A lot of discard issues are about scale. Scale is expressed in functions of measurement or computation, yet scale is more than a quantitative sum. Scale is always relative (“bigger,” “smaller,” “less than,” “twice as much,” “a quarter of”), and therefore relational.
So scale is not merely about being big or small. At different scales, different relationships matter. Scale is a way of organizing which processes are dominant and meaningful within certain sites. For example, looking at a skin cell under a microscope, you would notice cell division and nutrient circulation, among other processes. When you zoom out to look at the surface of someone’s skin with your eyes, you may notice goose bumps, scars and skin colour, none of which were apparent under the microscope and all of which have entirely different social and medical connotations. When it comes to food waste data, the best infographic designers not only endeavor to show you “how much” food is wasted, but why these amounts matter, what relationships and contexts can produce the scales of waste they chart, and what the social, cultural, and environmental connotations of waste at a certain scale might be.
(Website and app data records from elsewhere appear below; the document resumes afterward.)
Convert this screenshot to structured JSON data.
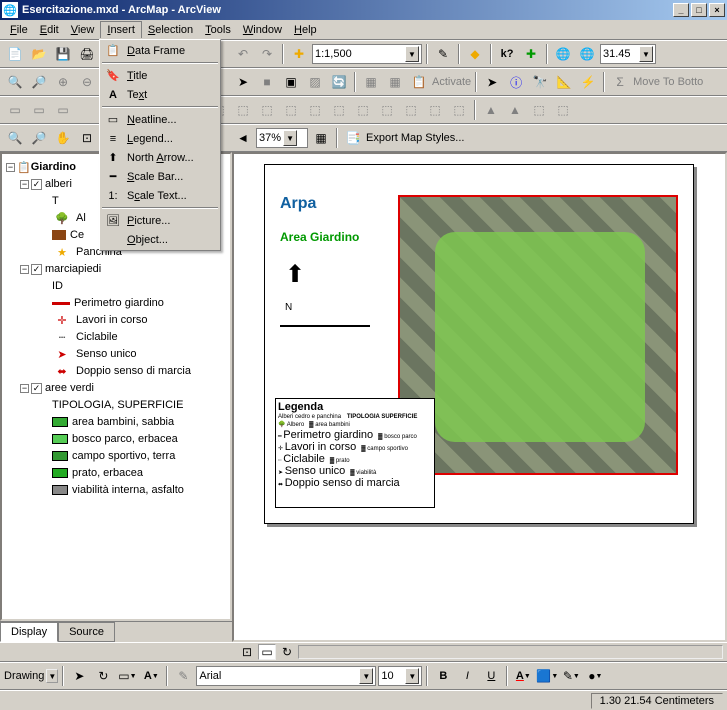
{
  "titlebar": {
    "icon": "🌐",
    "text": "Esercitazione.mxd - ArcMap - ArcView"
  },
  "menubar": {
    "items": [
      {
        "label": "File",
        "u": "F"
      },
      {
        "label": "Edit",
        "u": "E"
      },
      {
        "label": "View",
        "u": "V"
      },
      {
        "label": "Insert",
        "u": "I",
        "open": true
      },
      {
        "label": "Selection",
        "u": "S"
      },
      {
        "label": "Tools",
        "u": "T"
      },
      {
        "label": "Window",
        "u": "W"
      },
      {
        "label": "Help",
        "u": "H"
      }
    ]
  },
  "insert_menu": {
    "items": [
      {
        "icon": "📋",
        "label": "Data Frame",
        "u": "D"
      },
      {
        "icon": "T",
        "label": "Title",
        "u": "T"
      },
      {
        "icon": "A",
        "label": "Text",
        "u": "x"
      },
      {
        "icon": "▭",
        "label": "Neatline...",
        "u": "N"
      },
      {
        "icon": "≡",
        "label": "Legend...",
        "u": "L"
      },
      {
        "icon": "↑",
        "label": "North Arrow...",
        "u": "A"
      },
      {
        "icon": "━",
        "label": "Scale Bar...",
        "u": "S"
      },
      {
        "icon": "1:",
        "label": "Scale Text...",
        "u": "c"
      },
      {
        "icon": "🖼",
        "label": "Picture...",
        "u": "P"
      },
      {
        "icon": "",
        "label": "Object...",
        "u": "O"
      }
    ]
  },
  "toolbars": {
    "scale_combo": "1:1,500",
    "rotation": "31.45",
    "zoom_pct": "37%",
    "activate_label": "Activate",
    "moveto_label": "Move To Botto",
    "export_label": "Export Map Styles..."
  },
  "toc": {
    "root": "Giardino",
    "layers": [
      {
        "indent": 1,
        "chk": true,
        "label": "alberi"
      },
      {
        "indent": 2,
        "label": "T"
      },
      {
        "indent": 2,
        "sym": "tree",
        "label": "Al"
      },
      {
        "indent": 2,
        "sym": "brown",
        "label": "Ce"
      },
      {
        "indent": 2,
        "sym": "yellow",
        "label": "Panchina"
      },
      {
        "indent": 1,
        "chk": true,
        "label": "marciapiedi"
      },
      {
        "indent": 2,
        "label": "ID"
      },
      {
        "indent": 2,
        "sym": "redline",
        "label": "Perimetro giardino"
      },
      {
        "indent": 2,
        "sym": "redcross",
        "label": "Lavori in corso"
      },
      {
        "indent": 2,
        "sym": "dashline",
        "label": "Ciclabile"
      },
      {
        "indent": 2,
        "sym": "arrow",
        "label": "Senso unico"
      },
      {
        "indent": 2,
        "sym": "darrow",
        "label": "Doppio senso di marcia"
      },
      {
        "indent": 1,
        "chk": true,
        "label": "aree verdi"
      },
      {
        "indent": 2,
        "label": "TIPOLOGIA, SUPERFICIE"
      },
      {
        "indent": 2,
        "sym": "g1",
        "label": "area bambini, sabbia"
      },
      {
        "indent": 2,
        "sym": "g2",
        "label": "bosco parco, erbacea"
      },
      {
        "indent": 2,
        "sym": "g3",
        "label": "campo sportivo, terra"
      },
      {
        "indent": 2,
        "sym": "g4",
        "label": "prato, erbacea"
      },
      {
        "indent": 2,
        "sym": "g5",
        "label": "viabilità interna, asfalto"
      }
    ],
    "tabs": {
      "display": "Display",
      "source": "Source"
    }
  },
  "map": {
    "logo_text": "Arpa",
    "area_label": "Area Giardino",
    "legend_title": "Legenda",
    "legend_col1": "Alberi cedro e panchina",
    "legend_col2": "TIPOLOGIA SUPERFICIE",
    "legend_items": [
      "Perimetro giardino",
      "Lavori in corso",
      "Ciclabile",
      "Senso unico",
      "Doppio senso di marcia"
    ]
  },
  "drawing_bar": {
    "label": "Drawing",
    "font": "Arial",
    "size": "10"
  },
  "statusbar": {
    "coords": "1.30  21.54 Centimeters"
  }
}
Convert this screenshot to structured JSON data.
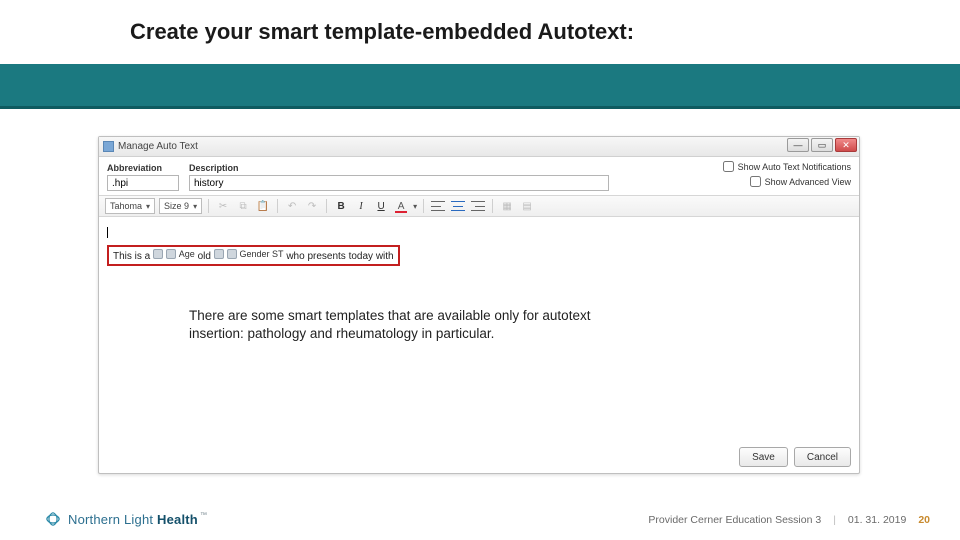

In short, their quantitative work does qualitative work. Their display of data also engenders disgust, rage, empathy, embarrassment, or a desire for justice. Bruno Latour calls this sort of display a “theater of proof,” where viewers can see the phenomenon under study in “black and white.” We understand, all at once, the entire phenomenon. The data in theaters of proof is “indisputable” because it is obvious and right before our eyes. Scale is one method with which to conduct a theater of proof. The infographics below aim to show all the underlying ramifications of scale.